Look-see is a long time in the making for me. It all started when I was 8 years old, on the day I was prescribed eyeglasses. That was the day I found out that not only had I been right about my vision sucking, I also have a genetic degenerative eye disease. The doctor explained that my vision would continue to decline, and eventually, I would go blind. There's no treatment and no way of preventing it. It was a lot to take in as an 8-year-old. Since then, my vision has gotten worse, and one side effect that they didn't mention is that the range of color I can see has also declined. Most people think of red-green color blindness when they think of color vision deficiency. There are actually multiple forms of color deficiency, and it's far more common than most people think.
I obviously didn't realize as an 8-year old that I needed to do something about this. In fact, it would be over 20 years before I was inspired to create a system to make the internet more usable. My inspiration started while working with an incredibly talented team at a Boston-based startup. From the start, we were getting great traction. Unfortunately, as our web traffic increased, the people we left behind became more and more obvious. What started as a rare event turned into thousands of potential customers bouncing unexpectedly. It turns out that small problems at scale become big problems.
It was tough for us to pinpoint exactly why people were bouncing. There also weren't any tools that could give us the level of insight we wanted. So, we set out to create our own tool internally. Piece by piece, we created a system that could tell us where people were struggling. The system worked beautifully and quickly identified problem areas on our website. Unfortunately, it was never made publicly available for other companies to use. Such is the fate of most internal tools.
New projects, same problems
After a couple of years, I moved on to new challenges. I went on to help multiple large tech companies create products that served millions of users. With each new project, it became increasingly clear that no one else seems to have a good way of improving their UX predictably and really serving their user's needs. These companies took their UX seriously. Engineering teams were plugged into the UX design process and listening to users directly. There were meetings where everyone reviewed customer complaints and user research to refine and improve product road maps. We spent a ton of time focusing on improving the UX but we didn't seem to make much progress. something was missing. Data.

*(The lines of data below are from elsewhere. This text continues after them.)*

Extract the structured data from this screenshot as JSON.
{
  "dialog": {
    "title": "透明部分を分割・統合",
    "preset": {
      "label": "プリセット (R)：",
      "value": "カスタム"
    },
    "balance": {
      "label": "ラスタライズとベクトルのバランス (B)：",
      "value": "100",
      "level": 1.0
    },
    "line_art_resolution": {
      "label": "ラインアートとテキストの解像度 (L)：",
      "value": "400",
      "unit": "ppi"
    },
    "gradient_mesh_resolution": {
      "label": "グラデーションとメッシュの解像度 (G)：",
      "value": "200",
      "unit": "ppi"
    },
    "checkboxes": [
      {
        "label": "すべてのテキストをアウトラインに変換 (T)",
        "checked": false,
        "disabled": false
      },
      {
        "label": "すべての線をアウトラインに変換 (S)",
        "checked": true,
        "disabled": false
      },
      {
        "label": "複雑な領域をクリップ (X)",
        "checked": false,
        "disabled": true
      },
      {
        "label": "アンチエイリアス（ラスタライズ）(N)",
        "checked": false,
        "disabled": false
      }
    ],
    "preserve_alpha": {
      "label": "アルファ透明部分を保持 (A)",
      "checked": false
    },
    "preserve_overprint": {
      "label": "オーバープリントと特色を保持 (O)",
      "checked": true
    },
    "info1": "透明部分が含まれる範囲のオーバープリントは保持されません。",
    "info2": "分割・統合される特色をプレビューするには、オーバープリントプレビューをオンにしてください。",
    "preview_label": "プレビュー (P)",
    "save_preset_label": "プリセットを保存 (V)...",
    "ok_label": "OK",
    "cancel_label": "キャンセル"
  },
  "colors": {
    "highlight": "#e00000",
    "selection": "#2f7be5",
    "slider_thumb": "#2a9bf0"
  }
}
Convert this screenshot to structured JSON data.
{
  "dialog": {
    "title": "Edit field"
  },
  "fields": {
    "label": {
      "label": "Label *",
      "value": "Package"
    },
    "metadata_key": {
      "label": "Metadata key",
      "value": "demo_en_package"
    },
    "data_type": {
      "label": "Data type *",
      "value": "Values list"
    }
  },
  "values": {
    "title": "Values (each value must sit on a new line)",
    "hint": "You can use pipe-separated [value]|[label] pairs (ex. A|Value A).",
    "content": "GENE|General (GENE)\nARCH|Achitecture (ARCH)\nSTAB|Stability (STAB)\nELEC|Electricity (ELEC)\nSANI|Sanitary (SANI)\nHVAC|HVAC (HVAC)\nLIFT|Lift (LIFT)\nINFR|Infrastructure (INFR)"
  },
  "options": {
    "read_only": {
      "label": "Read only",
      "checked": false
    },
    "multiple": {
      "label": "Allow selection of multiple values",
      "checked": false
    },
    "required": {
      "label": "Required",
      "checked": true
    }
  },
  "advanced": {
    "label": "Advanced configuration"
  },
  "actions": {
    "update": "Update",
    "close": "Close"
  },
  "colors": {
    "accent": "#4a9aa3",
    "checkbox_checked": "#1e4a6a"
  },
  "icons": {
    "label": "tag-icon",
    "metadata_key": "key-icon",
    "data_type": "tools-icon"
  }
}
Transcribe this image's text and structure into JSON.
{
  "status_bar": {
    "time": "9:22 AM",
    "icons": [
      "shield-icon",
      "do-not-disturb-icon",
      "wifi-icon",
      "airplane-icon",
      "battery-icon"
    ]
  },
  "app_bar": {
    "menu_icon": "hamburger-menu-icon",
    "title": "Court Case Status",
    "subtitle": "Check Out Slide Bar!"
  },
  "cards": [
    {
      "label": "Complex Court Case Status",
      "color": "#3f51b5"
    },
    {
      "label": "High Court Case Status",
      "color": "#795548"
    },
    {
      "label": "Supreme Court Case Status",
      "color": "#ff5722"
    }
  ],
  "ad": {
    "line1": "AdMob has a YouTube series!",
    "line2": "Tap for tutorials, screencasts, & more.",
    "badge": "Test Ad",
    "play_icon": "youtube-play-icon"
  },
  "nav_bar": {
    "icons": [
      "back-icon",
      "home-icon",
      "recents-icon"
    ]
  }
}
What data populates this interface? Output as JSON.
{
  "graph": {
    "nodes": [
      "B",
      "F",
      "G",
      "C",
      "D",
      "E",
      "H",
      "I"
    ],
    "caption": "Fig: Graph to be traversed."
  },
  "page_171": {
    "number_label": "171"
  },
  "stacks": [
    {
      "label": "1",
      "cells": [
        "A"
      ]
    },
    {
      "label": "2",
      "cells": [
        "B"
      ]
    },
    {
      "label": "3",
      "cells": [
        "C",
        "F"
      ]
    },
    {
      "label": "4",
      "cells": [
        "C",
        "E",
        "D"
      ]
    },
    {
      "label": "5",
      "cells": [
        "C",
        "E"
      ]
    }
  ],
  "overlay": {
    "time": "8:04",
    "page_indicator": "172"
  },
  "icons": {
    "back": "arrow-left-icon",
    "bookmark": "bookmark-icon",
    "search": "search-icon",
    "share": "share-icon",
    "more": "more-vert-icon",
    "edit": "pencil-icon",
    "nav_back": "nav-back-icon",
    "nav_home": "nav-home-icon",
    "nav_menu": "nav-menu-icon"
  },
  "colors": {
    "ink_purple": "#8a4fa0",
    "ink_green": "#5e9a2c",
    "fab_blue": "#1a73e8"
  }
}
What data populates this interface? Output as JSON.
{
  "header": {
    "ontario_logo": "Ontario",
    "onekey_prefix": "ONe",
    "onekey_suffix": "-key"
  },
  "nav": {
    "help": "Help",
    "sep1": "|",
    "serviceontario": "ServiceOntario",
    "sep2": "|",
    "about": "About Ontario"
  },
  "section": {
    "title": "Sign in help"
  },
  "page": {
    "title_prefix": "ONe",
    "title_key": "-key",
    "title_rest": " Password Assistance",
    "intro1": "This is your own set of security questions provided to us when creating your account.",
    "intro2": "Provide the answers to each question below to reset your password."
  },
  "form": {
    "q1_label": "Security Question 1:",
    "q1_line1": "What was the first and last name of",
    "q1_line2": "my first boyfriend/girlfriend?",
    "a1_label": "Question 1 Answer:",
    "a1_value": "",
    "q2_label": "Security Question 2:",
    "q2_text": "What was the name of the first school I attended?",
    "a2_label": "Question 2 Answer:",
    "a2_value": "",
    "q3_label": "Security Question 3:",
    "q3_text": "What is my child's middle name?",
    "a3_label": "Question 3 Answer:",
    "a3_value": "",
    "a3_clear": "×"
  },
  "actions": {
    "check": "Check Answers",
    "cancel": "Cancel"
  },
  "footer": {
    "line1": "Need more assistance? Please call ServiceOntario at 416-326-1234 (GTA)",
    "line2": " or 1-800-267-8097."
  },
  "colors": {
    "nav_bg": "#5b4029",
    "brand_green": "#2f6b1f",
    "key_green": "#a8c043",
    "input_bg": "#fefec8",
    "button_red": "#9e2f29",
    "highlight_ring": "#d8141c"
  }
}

Despite all of the planning and product and UI design meetings, they lacked the data necessary to validate which changes would provide the most value. As a result, the products struggled to reach the performance metrics that were important to management. The teams would debate over which part of the design or user flow was the cause of their users bouncing. Since they didn't have the necessary data, they were left improving their UX blindly. They were reviewing the designs regularly, but they didn't measure them against anything. With no way to knowing if changes would actually impact the user experience, they would use vague metrics like returning visitors or the number of complaints and then conjure meaning out of the chaos. It wasn't very effective.
UX shouldn't be a guessing game.
I believe that creating great user experiences shouldn't be a guessing game. Nor should you rely on experts doing manual audits to keep track of all potential issues on a website. They might be experts, but they aren't machines. People simply don't do well with keeping track of tons of information or doing tedious work for long periods accurately. To make things worse results of manual UX audits are often heavily biased based on the skillset and areas of focus of the people performing the audit.
Instead, the UX audit process should be automated so that UX experts can focus on making the user experience as delightful as possible. Look-see helps teams find UX issues and even offers recommendations on how to make improvements that even help stakeholders understand why various improvements are important. UX is hard, it doesn't also have to be time-consuming and tedious.